Looked like a good buy... in the shop. Labelled as Nantan Octahedrite, China. As soon as I handled the object though, it became apparent it was iffy. Not dense enough. It's just the oxidised layer from meteoric iron as it's weathered. $20 rust. Still interesting, but hardly octahedrite. Anyway, upon return to Scienceworks, I took this foto of their giant sundial in bright sunlight. No shadow.
Had a quick look round the pumping house, which once dealt with Melbourne sewage using huge steam pumps. Quite interesting if you're into Victorian-age turd-management.
The high voltage show was very well done. The lecturer was informative & got a few laughs, with excellent demos of a small Van de Graaff, impulse generator and a large Tesla coil. Well worth the visit!
HV equipment behind chain link (flashback to Albert Park F1 cars)

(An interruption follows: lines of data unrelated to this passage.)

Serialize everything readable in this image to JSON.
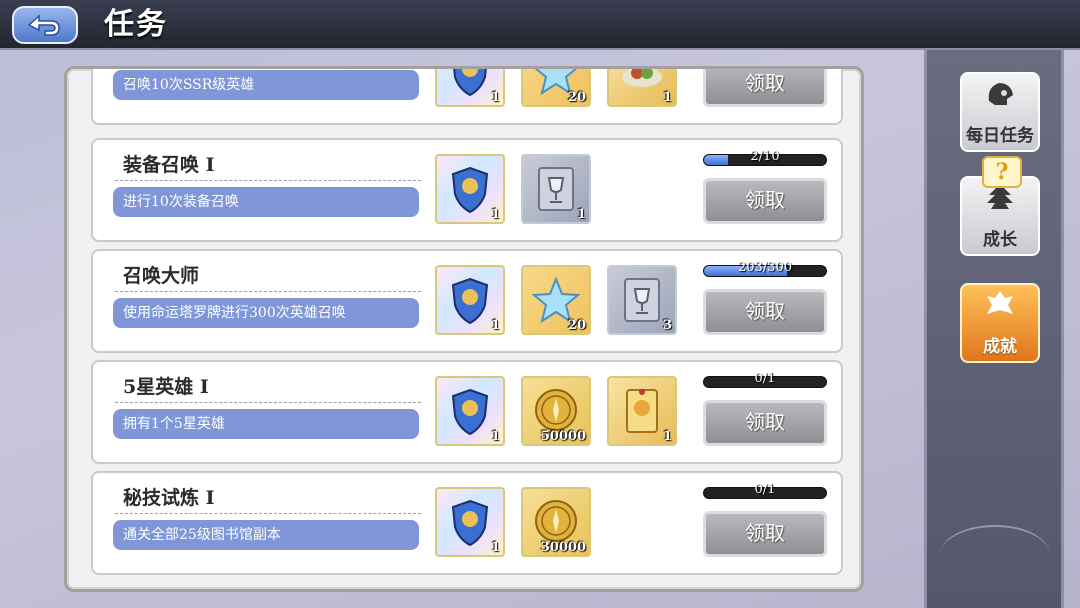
{
  "header": {
    "title": "任务"
  },
  "rail": {
    "tabs": [
      {
        "label": "每日任务",
        "icon": "helmet-icon"
      },
      {
        "label": "成长",
        "icon": "tree-icon"
      },
      {
        "label": "成就",
        "icon": "crest-icon"
      }
    ],
    "badge": "?"
  },
  "tasks": [
    {
      "title": "",
      "desc": "召唤10次SSR级英雄",
      "rewards": [
        {
          "icon": "shield-icon",
          "count": "1"
        },
        {
          "icon": "star-icon",
          "count": "20"
        },
        {
          "icon": "food-icon",
          "count": "1"
        }
      ],
      "claim": "领取"
    },
    {
      "title": "装备召唤 Ⅰ",
      "desc": "进行10次装备召唤",
      "rewards": [
        {
          "icon": "shield-icon",
          "count": "1"
        },
        {
          "icon": "cup-icon",
          "count": "1"
        }
      ],
      "progress": "2/10",
      "progress_fraction": 0.2,
      "claim": "领取"
    },
    {
      "title": "召唤大师",
      "desc": "使用命运塔罗牌进行300次英雄召唤",
      "rewards": [
        {
          "icon": "shield-icon",
          "count": "1"
        },
        {
          "icon": "star-icon",
          "count": "20"
        },
        {
          "icon": "cup-icon",
          "count": "3"
        }
      ],
      "progress": "203/300",
      "progress_fraction": 0.677,
      "claim": "领取"
    },
    {
      "title": "5星英雄 Ⅰ",
      "desc": "拥有1个5星英雄",
      "rewards": [
        {
          "icon": "shield-icon",
          "count": "1"
        },
        {
          "icon": "coin-icon",
          "count": "50000"
        },
        {
          "icon": "card-icon",
          "count": "1"
        }
      ],
      "progress": "0/1",
      "progress_fraction": 0,
      "claim": "领取"
    },
    {
      "title": "秘技试炼 Ⅰ",
      "desc": "通关全部25级图书馆副本",
      "rewards": [
        {
          "icon": "shield-icon",
          "count": "1"
        },
        {
          "icon": "coin-icon",
          "count": "30000"
        }
      ],
      "progress": "0/1",
      "progress_fraction": 0,
      "claim": "领取"
    }
  ]
}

You could hear the spark-gap rotate up to speed before discharge began.
Also, the top toroid has a slowly rotating arc discharge point on it.
This enables "lightning" to strike a car and various mannequins in turn
This appeared to be a Cockcroft Walton voltage doubler arrangement rather than a Marx set-up.
They had a Marx generator and a can-crusher, but they weren't demo'd
Some underwhelming videos of actually very spectacular high frequency discharges -
Tesla coil discharge (Quicktime vid, 5.6MB)
Rotating Tesla coil discharge (Quicktime vid, 12MB)
A plethora of unusual
science & engineering
Book of Amusement
Hundreds of entertaining
experiments from 1854